Skip to content
(303) 981-4997

Parenting Your Opposite

I used to wish that my daughter and I were more alike. I dreamed of the day when we could go shopping together, have heart to heart talks over Starbucks and get our toenails done…rights of passages for girls.

Instead, I watched my STP child (living in the moment, thinking vs. feeling) rip the heads and limbs off her scant Barbie collection or run her pet rats through an obstacle course.  Because she is so brave, I thought a memorable bonding activity would be to go zip lining as a Mom/daughter duo. Since she was the only child out of our group, she was determined to be the bravest, and the one to go first at every new line.
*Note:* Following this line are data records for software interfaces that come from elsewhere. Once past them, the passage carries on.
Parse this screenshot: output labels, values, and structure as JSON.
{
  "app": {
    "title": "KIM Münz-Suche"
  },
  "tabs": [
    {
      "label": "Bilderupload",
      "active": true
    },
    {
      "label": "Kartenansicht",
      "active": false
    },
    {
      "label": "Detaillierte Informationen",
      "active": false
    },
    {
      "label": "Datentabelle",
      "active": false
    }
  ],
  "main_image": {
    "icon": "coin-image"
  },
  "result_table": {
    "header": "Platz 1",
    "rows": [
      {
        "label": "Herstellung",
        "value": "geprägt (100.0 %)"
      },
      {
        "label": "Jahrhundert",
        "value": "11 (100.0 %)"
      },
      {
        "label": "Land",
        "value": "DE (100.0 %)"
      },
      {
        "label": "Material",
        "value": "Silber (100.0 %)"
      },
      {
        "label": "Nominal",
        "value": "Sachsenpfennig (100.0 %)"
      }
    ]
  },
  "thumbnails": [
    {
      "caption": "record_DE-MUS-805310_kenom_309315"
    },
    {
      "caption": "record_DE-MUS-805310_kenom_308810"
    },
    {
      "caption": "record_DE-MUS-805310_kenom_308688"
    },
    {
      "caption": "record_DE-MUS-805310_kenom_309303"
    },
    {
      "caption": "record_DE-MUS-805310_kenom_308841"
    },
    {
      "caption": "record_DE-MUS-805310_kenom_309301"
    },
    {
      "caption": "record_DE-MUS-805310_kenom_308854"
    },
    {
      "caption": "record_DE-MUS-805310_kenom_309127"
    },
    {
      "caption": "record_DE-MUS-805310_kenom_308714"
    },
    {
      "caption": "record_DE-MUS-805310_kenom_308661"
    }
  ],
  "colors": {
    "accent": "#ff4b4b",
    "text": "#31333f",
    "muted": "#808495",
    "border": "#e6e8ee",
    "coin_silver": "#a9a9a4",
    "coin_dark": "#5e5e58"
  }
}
She hiked about ten feet in front of me, leaving me to chit chat with strangers while she focused on her next challenge.

Shopping with her was like getting a hamburger in the drive-through at McDonald’s. We would go into the store and she would find one or two striped tops, jeans of all lengths or sports clothes. Trying something on was way too much work and if we got it home and it wasn’t comfortable, it would end up in the land of misfit clothes.

Despite this, over the years, I have come to admire her strength and lack of drama!  Most people don’t realize that tween girls and drama don’t have to be synonymous! She is completely optimistic and incredibly silly. Being around Jordan is kind of like being around a three-ring circus! It is truly hard to believe that she is about to be in middle school.

I was expecting our typical “drive through” shopping experience, so I was pleasantly surprised when she wanted to go shopping with two of her friends, one of which is a real fashionista. When we got to the store, Jordan crammed her long legs into the baby seat of the shopping cart so her friends could push her around the store. It looked as though her attitude towards shopping hadn’t changed Then all of a sudden, I watched my shopping caterpillar turn into a butterfly! Then, I saw the butterfly turn into Tasmanian Devil! Jordan was running circles around the fashionista, zeroing in on the most adorable pieces and claiming them for her shopping cart! There were breathless enthusiasm and shrieks of, “Oh this is so cuuuute!” Her fashionista friend Gracie was in awe and shock. “Jordan you keep finding all the cute things before me!”

There was no struggle in convincing her to try on the clothes and as I watched her, overjoyed as she admired her reflection in a lovely blue dress, I got a huge lump in my throat. My daughter wasn’t a little girl anymore. Then when all the final decisions were made and we went to check out with the hefty pile of clothing and the cashier announced the grand total, I got another lump in my throat!

So the moral of this story is: be careful what you wish for!  The sooner I started to focus on my daughter’s strengths, rather than what we didn’t have in common, the better our relationship became. Now, we share the love of shopping, but that means that my little girl is growing up! Wishing for something that isn’t, is wishing away the present moment and when I am waving goodbye to her as she drives off to college, I am going to want all of those Barbie dismembering, rat racing moments back!  It is so important to love our children for who they are rather than some ideal image we may have in our minds. Insert Pygmalion Project Story and Definition

Back To Top